Today, I love my job, and I love the open Web. When I talk to people about my job at Mozilla, I always eventually reach a point at which I’m describing how Mozilla is changing the world for the better by creating and protecting the open Web. We are one of the drivers of the modernization of the world. We help people in disadvantaged regions learn and grow and gain the opportunity to build something using the tools and software we provide. Our standards work helps to ensure that a child in Ghana can write a Web game that she and her friends can play on their phones, yet also share it with people all over the world to play on whatever device they happen to have access to.

The Web can be the world’s greatest unifying power in history if we let it be. I’m proud to be part of one of the main organizations trying to make that happen. Here’s to many more years!

 Posted by at 2:59 PM
Jan 082016
 

This morning I had an epiphany. A vision. A prophecy, you might call it. It’s groundbreaking (in a story arc kind of way, not in a real-life kind of way). Since it’s spoilery, I’m going to tuck it into a little disclosure box. Here it is:

My ephiphany

What if Rey is the Chosen One?

Anakin failed to achieve the prophesied role; instead of bringing balance to the Force, he nearly destroyed humanity’s connection to it forever. Some have theorized that his destruction of the Jedi order, leaving, eventually, just him and Luke Skywalker as Force users, established balance.

Perhaps. But what if he wasn’t intended to be the Chosen One. What if Qui-Gon was mistaken? Anakin was, instead, a Force-talented but reckless kid who should never have been a Jedi at all.
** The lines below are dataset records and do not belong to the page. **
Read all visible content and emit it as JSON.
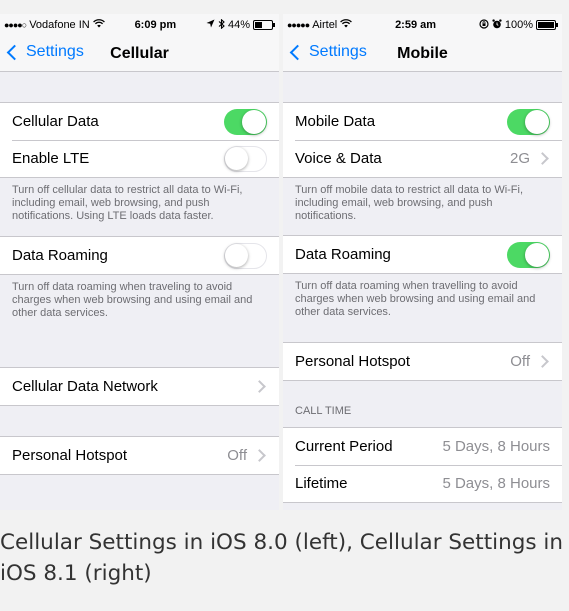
{
  "left": {
    "status": {
      "signal_dots": "●●●●○",
      "carrier": "Vodafone IN",
      "time": "6:09 pm",
      "battery": "44%",
      "battery_level": 0.44
    },
    "nav": {
      "back_label": "Settings",
      "title": "Cellular"
    },
    "group1": {
      "cellular_data": {
        "label": "Cellular Data",
        "on": true
      },
      "enable_lte": {
        "label": "Enable LTE",
        "on": false
      }
    },
    "footer1": "Turn off cellular data to restrict all data to Wi-Fi, including email, web browsing, and push notifications. Using LTE loads data faster.",
    "data_roaming": {
      "label": "Data Roaming",
      "on": false
    },
    "footer2": "Turn off data roaming when traveling to avoid charges when web browsing and using email and other data services.",
    "cellular_data_network": {
      "label": "Cellular Data Network"
    },
    "personal_hotspot": {
      "label": "Personal Hotspot",
      "value": "Off"
    }
  },
  "right": {
    "status": {
      "signal_dots": "●●●●●",
      "carrier": "Airtel",
      "time": "2:59 am",
      "battery": "100%",
      "battery_level": 1.0
    },
    "nav": {
      "back_label": "Settings",
      "title": "Mobile"
    },
    "group1": {
      "mobile_data": {
        "label": "Mobile Data",
        "on": true
      },
      "voice_data": {
        "label": "Voice & Data",
        "value": "2G"
      }
    },
    "footer1": "Turn off mobile data to restrict all data to Wi-Fi, including email, web browsing, and push notifications.",
    "data_roaming": {
      "label": "Data Roaming",
      "on": true
    },
    "footer2": "Turn off data roaming when travelling to avoid charges when web browsing and using email and other data services.",
    "personal_hotspot": {
      "label": "Personal Hotspot",
      "value": "Off"
    },
    "call_time": {
      "header": "CALL TIME",
      "current_period": {
        "label": "Current Period",
        "value": "5 Days, 8 Hours"
      },
      "lifetime": {
        "label": "Lifetime",
        "value": "5 Days, 8 Hours"
      }
    }
  },
  "caption": "Cellular Settings in iOS 8.0 (left), Cellular Settings in iOS 8.1 (right)",
  "colors": {
    "accent": "#007aff",
    "toggle_on": "#4cd964",
    "background": "#efeff4"
  }
}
Rey, on the other hand, is so powerful and in tune with the Force that she is learning to wield its power through that innate connection, instead of requiring training. Much like the earliest Force-users must have done. This puts her in a unique position—better, perhaps, than Luke Skywalker—to build a new Jedi order. One which is more inclusive, more in tune with everyday people, and so forth.

This also explains much about the vision Rey has when she first touches Luke’s lightsaber. In it, she sees the end of the Luke’s fledgling Jedi order at the hands of Ben Solo and the dawn of her new Jedi order, founded by her, perhaps with Finn by her side, as they do combat together against Kylo Ren.

Rey is the Chosen One.

[collapse]
 Posted by at 5:06 PM